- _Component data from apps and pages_
◆ ◆ ◆ ◆
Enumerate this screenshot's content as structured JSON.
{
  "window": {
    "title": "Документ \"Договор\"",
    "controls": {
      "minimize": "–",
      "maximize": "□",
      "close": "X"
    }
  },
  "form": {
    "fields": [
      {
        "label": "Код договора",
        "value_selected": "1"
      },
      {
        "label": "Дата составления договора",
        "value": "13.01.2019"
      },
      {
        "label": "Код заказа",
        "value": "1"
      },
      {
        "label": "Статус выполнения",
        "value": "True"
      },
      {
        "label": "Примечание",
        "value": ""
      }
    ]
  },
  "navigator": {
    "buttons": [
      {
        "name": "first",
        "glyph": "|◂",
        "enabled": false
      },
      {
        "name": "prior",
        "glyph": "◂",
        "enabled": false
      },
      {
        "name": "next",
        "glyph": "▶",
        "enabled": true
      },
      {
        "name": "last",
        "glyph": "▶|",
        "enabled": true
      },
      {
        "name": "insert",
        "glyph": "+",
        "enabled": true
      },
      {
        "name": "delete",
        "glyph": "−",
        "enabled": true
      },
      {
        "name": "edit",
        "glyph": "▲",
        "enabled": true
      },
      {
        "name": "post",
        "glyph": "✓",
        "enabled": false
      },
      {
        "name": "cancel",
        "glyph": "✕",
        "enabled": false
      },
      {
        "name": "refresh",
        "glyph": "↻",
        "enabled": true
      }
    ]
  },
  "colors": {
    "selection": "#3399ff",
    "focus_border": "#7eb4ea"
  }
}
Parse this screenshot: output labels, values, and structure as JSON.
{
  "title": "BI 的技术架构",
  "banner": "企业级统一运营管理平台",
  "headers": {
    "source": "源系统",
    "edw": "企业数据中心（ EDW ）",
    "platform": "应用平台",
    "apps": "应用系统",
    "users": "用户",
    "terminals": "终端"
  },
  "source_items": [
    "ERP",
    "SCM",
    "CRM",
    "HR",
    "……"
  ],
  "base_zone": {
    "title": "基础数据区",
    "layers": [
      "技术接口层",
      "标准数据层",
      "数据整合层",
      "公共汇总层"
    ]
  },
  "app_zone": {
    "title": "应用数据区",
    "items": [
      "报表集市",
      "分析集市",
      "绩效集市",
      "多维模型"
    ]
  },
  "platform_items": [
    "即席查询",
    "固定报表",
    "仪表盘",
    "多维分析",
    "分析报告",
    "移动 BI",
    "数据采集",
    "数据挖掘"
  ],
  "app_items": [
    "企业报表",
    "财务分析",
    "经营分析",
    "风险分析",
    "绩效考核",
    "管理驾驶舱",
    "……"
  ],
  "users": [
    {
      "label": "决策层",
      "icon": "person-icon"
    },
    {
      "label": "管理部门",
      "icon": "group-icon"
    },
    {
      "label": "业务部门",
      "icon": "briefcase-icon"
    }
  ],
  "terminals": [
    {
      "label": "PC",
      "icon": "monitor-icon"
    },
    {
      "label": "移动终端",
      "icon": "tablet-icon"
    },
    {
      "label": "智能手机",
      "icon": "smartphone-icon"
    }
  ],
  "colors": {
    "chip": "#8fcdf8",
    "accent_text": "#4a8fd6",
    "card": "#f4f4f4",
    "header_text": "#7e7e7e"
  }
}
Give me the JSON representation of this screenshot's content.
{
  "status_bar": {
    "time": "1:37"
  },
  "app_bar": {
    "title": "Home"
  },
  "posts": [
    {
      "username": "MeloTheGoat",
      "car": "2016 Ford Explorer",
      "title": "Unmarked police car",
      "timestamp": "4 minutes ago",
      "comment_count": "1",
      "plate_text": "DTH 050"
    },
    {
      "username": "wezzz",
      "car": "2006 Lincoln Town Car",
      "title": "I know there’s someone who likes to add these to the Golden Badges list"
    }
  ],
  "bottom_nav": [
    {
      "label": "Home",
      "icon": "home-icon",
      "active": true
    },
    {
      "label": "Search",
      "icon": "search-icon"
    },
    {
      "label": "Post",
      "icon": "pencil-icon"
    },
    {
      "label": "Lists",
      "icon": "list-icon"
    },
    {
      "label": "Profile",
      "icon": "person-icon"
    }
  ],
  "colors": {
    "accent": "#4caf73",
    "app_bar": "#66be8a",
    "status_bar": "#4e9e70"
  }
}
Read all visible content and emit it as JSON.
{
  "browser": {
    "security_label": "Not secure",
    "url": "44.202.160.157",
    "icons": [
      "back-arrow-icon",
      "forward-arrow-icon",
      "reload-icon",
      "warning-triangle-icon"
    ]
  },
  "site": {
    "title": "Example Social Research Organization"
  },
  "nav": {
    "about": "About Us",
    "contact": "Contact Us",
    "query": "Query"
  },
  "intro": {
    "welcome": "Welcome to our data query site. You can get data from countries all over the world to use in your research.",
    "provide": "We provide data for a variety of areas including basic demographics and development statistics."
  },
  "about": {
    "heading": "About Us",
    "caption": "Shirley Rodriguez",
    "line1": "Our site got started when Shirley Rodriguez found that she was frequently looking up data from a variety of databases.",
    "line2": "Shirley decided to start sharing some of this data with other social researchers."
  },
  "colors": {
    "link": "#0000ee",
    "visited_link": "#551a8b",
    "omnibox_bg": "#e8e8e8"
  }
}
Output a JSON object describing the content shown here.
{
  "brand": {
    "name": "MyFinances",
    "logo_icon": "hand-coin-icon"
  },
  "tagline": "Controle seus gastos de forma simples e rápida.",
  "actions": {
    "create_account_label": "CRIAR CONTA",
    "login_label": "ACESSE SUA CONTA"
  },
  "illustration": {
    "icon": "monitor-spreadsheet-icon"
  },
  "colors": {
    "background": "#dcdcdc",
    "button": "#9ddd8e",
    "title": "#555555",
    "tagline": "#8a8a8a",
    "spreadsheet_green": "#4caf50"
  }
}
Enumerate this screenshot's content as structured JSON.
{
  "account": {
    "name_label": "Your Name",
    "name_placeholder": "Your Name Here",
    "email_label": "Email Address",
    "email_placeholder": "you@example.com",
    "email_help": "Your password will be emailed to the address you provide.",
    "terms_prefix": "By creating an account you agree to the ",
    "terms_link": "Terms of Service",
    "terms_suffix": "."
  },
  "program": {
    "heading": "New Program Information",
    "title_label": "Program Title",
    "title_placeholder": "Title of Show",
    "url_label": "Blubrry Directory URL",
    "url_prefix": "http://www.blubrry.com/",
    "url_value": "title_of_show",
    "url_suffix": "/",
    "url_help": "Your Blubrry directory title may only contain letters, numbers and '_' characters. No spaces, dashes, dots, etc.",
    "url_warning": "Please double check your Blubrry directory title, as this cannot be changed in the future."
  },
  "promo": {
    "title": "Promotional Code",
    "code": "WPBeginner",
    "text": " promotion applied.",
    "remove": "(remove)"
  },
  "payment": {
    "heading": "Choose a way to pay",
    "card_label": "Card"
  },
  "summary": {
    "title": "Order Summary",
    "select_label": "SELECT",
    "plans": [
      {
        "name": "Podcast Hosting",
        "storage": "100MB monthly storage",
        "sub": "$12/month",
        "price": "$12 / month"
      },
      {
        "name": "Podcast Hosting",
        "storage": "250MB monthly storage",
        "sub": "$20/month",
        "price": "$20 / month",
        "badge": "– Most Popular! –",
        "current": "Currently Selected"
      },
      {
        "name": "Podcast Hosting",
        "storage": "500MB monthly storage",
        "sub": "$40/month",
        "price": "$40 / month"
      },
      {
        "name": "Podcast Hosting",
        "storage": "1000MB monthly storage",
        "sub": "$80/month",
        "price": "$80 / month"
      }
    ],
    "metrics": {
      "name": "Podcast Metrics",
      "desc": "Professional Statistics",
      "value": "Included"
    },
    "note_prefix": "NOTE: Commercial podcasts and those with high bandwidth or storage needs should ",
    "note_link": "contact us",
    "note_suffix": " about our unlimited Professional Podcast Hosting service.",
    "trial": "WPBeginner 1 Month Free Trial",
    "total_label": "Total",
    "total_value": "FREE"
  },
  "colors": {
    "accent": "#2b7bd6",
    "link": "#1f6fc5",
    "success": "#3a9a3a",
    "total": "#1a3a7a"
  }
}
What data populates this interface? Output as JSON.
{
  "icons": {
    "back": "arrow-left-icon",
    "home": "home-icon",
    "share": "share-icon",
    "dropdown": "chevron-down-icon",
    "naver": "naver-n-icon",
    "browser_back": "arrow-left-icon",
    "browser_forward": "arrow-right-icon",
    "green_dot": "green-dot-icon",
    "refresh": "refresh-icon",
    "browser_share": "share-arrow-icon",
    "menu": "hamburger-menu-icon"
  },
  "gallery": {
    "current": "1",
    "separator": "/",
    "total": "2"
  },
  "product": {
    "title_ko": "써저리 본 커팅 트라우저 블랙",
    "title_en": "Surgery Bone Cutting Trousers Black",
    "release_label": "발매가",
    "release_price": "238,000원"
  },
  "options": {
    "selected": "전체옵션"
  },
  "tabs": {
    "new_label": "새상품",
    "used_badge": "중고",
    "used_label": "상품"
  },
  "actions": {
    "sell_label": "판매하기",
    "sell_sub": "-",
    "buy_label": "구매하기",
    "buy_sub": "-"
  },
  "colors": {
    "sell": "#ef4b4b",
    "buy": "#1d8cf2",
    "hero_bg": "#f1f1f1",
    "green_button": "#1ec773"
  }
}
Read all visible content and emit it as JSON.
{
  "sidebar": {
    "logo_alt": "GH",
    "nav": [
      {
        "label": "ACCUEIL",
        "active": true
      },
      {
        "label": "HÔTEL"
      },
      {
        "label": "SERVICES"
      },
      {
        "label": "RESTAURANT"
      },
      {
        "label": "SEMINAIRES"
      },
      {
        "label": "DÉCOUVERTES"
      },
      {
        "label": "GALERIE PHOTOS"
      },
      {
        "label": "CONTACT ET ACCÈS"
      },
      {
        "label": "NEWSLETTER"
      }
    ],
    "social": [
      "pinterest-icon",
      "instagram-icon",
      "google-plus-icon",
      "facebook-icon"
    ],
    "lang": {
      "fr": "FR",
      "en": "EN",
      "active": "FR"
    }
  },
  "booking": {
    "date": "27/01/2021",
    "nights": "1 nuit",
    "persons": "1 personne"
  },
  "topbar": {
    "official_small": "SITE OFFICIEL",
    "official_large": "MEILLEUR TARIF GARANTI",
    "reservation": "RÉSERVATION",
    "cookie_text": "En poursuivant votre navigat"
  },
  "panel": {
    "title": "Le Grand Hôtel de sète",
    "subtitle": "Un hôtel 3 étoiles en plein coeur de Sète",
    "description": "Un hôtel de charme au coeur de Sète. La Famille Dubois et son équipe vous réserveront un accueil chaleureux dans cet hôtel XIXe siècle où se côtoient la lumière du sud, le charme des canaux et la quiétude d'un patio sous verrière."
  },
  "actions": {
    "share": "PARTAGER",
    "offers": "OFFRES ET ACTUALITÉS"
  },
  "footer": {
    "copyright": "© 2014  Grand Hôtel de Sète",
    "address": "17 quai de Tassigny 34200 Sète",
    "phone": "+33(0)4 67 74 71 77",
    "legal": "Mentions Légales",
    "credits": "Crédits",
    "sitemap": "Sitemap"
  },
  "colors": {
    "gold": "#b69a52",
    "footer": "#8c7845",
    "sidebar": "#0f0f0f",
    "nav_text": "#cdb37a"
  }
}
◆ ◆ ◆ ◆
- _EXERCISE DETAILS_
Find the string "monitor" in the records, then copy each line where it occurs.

- _RESPONSE AREA_
      "icon": "monitor-icon"
    "icon": "monitor-spreadsheet-icon"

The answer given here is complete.